(MATERIAL FOR THIS EXERCISE begins)
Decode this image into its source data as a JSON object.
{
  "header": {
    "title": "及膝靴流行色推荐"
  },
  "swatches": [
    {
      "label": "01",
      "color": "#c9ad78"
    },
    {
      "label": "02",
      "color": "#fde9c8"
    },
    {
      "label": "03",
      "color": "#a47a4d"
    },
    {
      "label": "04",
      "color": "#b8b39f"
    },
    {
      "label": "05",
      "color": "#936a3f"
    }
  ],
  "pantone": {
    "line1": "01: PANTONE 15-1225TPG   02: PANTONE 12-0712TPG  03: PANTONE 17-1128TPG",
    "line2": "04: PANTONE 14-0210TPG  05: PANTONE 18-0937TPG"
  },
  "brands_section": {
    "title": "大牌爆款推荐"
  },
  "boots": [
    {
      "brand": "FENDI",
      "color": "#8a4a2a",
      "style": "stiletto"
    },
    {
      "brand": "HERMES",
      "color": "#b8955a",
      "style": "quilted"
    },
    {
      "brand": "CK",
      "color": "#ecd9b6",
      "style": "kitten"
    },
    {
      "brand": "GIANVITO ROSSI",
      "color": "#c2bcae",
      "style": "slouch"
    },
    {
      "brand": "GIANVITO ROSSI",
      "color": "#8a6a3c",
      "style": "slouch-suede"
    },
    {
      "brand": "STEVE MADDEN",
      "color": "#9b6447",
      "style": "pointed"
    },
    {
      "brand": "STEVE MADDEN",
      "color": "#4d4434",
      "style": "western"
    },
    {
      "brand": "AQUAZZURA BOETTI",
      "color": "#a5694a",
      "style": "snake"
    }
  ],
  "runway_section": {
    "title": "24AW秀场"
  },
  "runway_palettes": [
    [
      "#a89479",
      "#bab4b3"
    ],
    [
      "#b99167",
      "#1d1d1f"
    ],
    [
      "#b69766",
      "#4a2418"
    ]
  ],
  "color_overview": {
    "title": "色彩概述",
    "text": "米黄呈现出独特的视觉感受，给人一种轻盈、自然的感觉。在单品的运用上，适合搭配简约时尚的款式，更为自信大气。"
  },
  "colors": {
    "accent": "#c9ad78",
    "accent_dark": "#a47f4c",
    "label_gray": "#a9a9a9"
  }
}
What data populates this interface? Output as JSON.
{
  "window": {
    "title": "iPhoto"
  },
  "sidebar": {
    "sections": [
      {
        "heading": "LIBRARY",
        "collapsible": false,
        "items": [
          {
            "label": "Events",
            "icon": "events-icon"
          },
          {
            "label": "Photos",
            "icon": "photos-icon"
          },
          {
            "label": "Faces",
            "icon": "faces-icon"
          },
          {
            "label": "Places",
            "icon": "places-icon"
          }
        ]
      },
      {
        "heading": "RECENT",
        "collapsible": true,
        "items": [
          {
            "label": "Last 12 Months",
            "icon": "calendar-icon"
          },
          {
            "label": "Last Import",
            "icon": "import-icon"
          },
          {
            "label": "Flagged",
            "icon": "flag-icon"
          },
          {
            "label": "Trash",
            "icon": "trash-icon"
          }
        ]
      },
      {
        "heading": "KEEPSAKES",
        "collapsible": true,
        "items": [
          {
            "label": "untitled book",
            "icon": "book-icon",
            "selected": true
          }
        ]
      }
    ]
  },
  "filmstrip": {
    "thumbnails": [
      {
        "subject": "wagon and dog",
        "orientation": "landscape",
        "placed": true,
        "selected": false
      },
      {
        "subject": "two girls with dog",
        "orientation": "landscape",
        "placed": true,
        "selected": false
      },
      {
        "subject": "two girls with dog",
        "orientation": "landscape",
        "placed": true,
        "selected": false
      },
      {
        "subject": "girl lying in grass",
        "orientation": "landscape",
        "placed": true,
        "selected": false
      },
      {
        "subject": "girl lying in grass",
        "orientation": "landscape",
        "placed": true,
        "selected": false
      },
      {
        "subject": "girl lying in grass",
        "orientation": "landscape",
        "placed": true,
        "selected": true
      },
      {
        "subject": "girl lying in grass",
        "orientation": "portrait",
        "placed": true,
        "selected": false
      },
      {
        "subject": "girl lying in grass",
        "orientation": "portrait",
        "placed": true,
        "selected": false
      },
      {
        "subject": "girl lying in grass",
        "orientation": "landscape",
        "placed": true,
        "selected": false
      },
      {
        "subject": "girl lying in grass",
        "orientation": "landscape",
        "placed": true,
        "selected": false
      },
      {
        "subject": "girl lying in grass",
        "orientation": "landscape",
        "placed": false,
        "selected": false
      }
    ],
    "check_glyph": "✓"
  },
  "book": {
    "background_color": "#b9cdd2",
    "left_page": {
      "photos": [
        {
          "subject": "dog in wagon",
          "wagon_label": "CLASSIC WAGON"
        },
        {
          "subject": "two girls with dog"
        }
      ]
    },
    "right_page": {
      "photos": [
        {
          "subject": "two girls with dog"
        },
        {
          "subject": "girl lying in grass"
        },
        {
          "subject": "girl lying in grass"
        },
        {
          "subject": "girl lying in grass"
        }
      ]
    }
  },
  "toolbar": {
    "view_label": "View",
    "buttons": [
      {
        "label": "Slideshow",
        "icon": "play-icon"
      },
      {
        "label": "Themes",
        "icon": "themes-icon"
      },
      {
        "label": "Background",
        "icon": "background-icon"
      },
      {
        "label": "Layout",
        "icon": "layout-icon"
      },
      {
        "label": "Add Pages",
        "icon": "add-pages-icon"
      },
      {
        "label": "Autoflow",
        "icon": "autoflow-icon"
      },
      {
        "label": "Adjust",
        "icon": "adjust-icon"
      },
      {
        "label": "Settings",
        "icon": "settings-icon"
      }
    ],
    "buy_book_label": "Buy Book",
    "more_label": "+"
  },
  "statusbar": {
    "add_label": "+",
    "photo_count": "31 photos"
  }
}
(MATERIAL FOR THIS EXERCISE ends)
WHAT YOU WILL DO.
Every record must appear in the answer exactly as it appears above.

ANSWER FOR THIS EXERCISE.
Decode this image into its source data as a JSON object.
{
  "header": {
    "title": "及膝靴流行色推荐"
  },
  "swatches": [
    {
      "label": "01",
      "color": "#c9ad78"
    },
    {
      "label": "02",
      "color": "#fde9c8"
    },
    {
      "label": "03",
      "color": "#a47a4d"
    },
    {
      "label": "04",
      "color": "#b8b39f"
    },
    {
      "label": "05",
      "color": "#936a3f"
    }
  ],
  "pantone": {
    "line1": "01: PANTONE 15-1225TPG   02: PANTONE 12-0712TPG  03: PANTONE 17-1128TPG",
    "line2": "04: PANTONE 14-0210TPG  05: PANTONE 18-0937TPG"
  },
  "brands_section": {
    "title": "大牌爆款推荐"
  },
  "boots": [
    {
      "brand": "FENDI",
      "color": "#8a4a2a",
      "style": "stiletto"
    },
    {
      "brand": "HERMES",
      "color": "#b8955a",
      "style": "quilted"
    },
    {
      "brand": "CK",
      "color": "#ecd9b6",
      "style": "kitten"
    },
    {
      "brand": "GIANVITO ROSSI",
      "color": "#c2bcae",
      "style": "slouch"
    },
    {
      "brand": "GIANVITO ROSSI",
      "color": "#8a6a3c",
      "style": "slouch-suede"
    },
    {
      "brand": "STEVE MADDEN",
      "color": "#9b6447",
      "style": "pointed"
    },
    {
      "brand": "STEVE MADDEN",
      "color": "#4d4434",
      "style": "western"
    },
    {
      "brand": "AQUAZZURA BOETTI",
      "color": "#a5694a",
      "style": "snake"
    }
  ],
  "runway_section": {
    "title": "24AW秀场"
  },
  "runway_palettes": [
    [
      "#a89479",
      "#bab4b3"
    ],
    [
      "#b99167",
      "#1d1d1f"
    ],
    [
      "#b69766",
      "#4a2418"
    ]
  ],
  "color_overview": {
    "title": "色彩概述",
    "text": "米黄呈现出独特的视觉感受，给人一种轻盈、自然的感觉。在单品的运用上，适合搭配简约时尚的款式，更为自信大气。"
  },
  "colors": {
    "accent": "#c9ad78",
    "accent_dark": "#a47f4c",
    "label_gray": "#a9a9a9"
  }
}
What data populates this interface? Output as JSON.
{
  "window": {
    "title": "iPhoto"
  },
  "sidebar": {
    "sections": [
      {
        "heading": "LIBRARY",
        "collapsible": false,
        "items": [
          {
            "label": "Events",
            "icon": "events-icon"
          },
          {
            "label": "Photos",
            "icon": "photos-icon"
          },
          {
            "label": "Faces",
            "icon": "faces-icon"
          },
          {
            "label": "Places",
            "icon": "places-icon"
          }
        ]
      },
      {
        "heading": "RECENT",
        "collapsible": true,
        "items": [
          {
            "label": "Last 12 Months",
            "icon": "calendar-icon"
          },
          {
            "label": "Last Import",
            "icon": "import-icon"
          },
          {
            "label": "Flagged",
            "icon": "flag-icon"
          },
          {
            "label": "Trash",
            "icon": "trash-icon"
          }
        ]
      },
      {
        "heading": "KEEPSAKES",
        "collapsible": true,
        "items": [
          {
            "label": "untitled book",
            "icon": "book-icon",
            "selected": true
          }
        ]
      }
    ]
  },
  "filmstrip": {
    "thumbnails": [
      {
        "subject": "wagon and dog",
        "orientation": "landscape",
        "placed": true,
        "selected": false
      },
      {
        "subject": "two girls with dog",
        "orientation": "landscape",
        "placed": true,
        "selected": false
      },
      {
        "subject": "two girls with dog",
        "orientation": "landscape",
        "placed": true,
        "selected": false
      },
      {
        "subject": "girl lying in grass",
        "orientation": "landscape",
        "placed": true,
        "selected": false
      },
      {
        "subject": "girl lying in grass",
        "orientation": "landscape",
        "placed": true,
        "selected": false
      },
      {
        "subject": "girl lying in grass",
        "orientation": "landscape",
        "placed": true,
        "selected": true
      },
      {
        "subject": "girl lying in grass",
        "orientation": "portrait",
        "placed": true,
        "selected": false
      },
      {
        "subject": "girl lying in grass",
        "orientation": "portrait",
        "placed": true,
        "selected": false
      },
      {
        "subject": "girl lying in grass",
        "orientation": "landscape",
        "placed": true,
        "selected": false
      },
      {
        "subject": "girl lying in grass",
        "orientation": "landscape",
        "placed": true,
        "selected": false
      },
      {
        "subject": "girl lying in grass",
        "orientation": "landscape",
        "placed": false,
        "selected": false
      }
    ],
    "check_glyph": "✓"
  },
  "book": {
    "background_color": "#b9cdd2",
    "left_page": {
      "photos": [
        {
          "subject": "dog in wagon",
          "wagon_label": "CLASSIC WAGON"
        },
        {
          "subject": "two girls with dog"
        }
      ]
    },
    "right_page": {
      "photos": [
        {
          "subject": "two girls with dog"
        },
        {
          "subject": "girl lying in grass"
        },
        {
          "subject": "girl lying in grass"
        },
        {
          "subject": "girl lying in grass"
        }
      ]
    }
  },
  "toolbar": {
    "view_label": "View",
    "buttons": [
      {
        "label": "Slideshow",
        "icon": "play-icon"
      },
      {
        "label": "Themes",
        "icon": "themes-icon"
      },
      {
        "label": "Background",
        "icon": "background-icon"
      },
      {
        "label": "Layout",
        "icon": "layout-icon"
      },
      {
        "label": "Add Pages",
        "icon": "add-pages-icon"
      },
      {
        "label": "Autoflow",
        "icon": "autoflow-icon"
      },
      {
        "label": "Adjust",
        "icon": "adjust-icon"
      },
      {
        "label": "Settings",
        "icon": "settings-icon"
      }
    ],
    "buy_book_label": "Buy Book",
    "more_label": "+"
  },
  "statusbar": {
    "add_label": "+",
    "photo_count": "31 photos"
  }
}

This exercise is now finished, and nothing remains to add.